## Excerpted data
= = = =
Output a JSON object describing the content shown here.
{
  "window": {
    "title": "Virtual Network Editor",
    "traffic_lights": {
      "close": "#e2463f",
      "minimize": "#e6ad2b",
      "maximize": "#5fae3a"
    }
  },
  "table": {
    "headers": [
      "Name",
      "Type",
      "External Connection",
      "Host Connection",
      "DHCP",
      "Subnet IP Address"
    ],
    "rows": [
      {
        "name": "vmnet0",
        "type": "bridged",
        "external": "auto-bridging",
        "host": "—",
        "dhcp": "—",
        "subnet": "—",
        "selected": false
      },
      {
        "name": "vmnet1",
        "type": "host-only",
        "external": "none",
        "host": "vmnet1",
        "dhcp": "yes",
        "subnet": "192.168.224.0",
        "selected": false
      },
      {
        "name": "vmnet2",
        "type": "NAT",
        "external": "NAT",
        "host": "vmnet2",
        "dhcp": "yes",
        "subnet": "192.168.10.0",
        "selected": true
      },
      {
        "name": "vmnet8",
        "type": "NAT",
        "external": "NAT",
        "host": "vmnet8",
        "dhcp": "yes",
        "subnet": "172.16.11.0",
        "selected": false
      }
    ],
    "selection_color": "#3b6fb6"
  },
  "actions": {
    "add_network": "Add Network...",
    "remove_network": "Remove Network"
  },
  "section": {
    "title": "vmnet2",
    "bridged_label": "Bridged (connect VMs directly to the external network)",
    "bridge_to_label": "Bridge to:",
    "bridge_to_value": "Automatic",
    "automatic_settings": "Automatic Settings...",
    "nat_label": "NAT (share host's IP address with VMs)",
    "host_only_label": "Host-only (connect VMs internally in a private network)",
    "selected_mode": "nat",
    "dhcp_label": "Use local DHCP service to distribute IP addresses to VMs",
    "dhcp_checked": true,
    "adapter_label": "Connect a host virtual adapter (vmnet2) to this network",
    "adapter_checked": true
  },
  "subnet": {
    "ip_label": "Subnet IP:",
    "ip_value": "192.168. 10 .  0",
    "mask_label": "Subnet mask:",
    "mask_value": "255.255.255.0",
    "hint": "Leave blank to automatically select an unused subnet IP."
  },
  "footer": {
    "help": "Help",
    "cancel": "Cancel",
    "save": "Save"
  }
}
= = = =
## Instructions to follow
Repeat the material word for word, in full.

## Answer below
Output a JSON object describing the content shown here.
{
  "window": {
    "title": "Virtual Network Editor",
    "traffic_lights": {
      "close": "#e2463f",
      "minimize": "#e6ad2b",
      "maximize": "#5fae3a"
    }
  },
  "table": {
    "headers": [
      "Name",
      "Type",
      "External Connection",
      "Host Connection",
      "DHCP",
      "Subnet IP Address"
    ],
    "rows": [
      {
        "name": "vmnet0",
        "type": "bridged",
        "external": "auto-bridging",
        "host": "—",
        "dhcp": "—",
        "subnet": "—",
        "selected": false
      },
      {
        "name": "vmnet1",
        "type": "host-only",
        "external": "none",
        "host": "vmnet1",
        "dhcp": "yes",
        "subnet": "192.168.224.0",
        "selected": false
      },
      {
        "name": "vmnet2",
        "type": "NAT",
        "external": "NAT",
        "host": "vmnet2",
        "dhcp": "yes",
        "subnet": "192.168.10.0",
        "selected": true
      },
      {
        "name": "vmnet8",
        "type": "NAT",
        "external": "NAT",
        "host": "vmnet8",
        "dhcp": "yes",
        "subnet": "172.16.11.0",
        "selected": false
      }
    ],
    "selection_color": "#3b6fb6"
  },
  "actions": {
    "add_network": "Add Network...",
    "remove_network": "Remove Network"
  },
  "section": {
    "title": "vmnet2",
    "bridged_label": "Bridged (connect VMs directly to the external network)",
    "bridge_to_label": "Bridge to:",
    "bridge_to_value": "Automatic",
    "automatic_settings": "Automatic Settings...",
    "nat_label": "NAT (share host's IP address with VMs)",
    "host_only_label": "Host-only (connect VMs internally in a private network)",
    "selected_mode": "nat",
    "dhcp_label": "Use local DHCP service to distribute IP addresses to VMs",
    "dhcp_checked": true,
    "adapter_label": "Connect a host virtual adapter (vmnet2) to this network",
    "adapter_checked": true
  },
  "subnet": {
    "ip_label": "Subnet IP:",
    "ip_value": "192.168. 10 .  0",
    "mask_label": "Subnet mask:",
    "mask_value": "255.255.255.0",
    "hint": "Leave blank to automatically select an unused subnet IP."
  },
  "footer": {
    "help": "Help",
    "cancel": "Cancel",
    "save": "Save"
  }
}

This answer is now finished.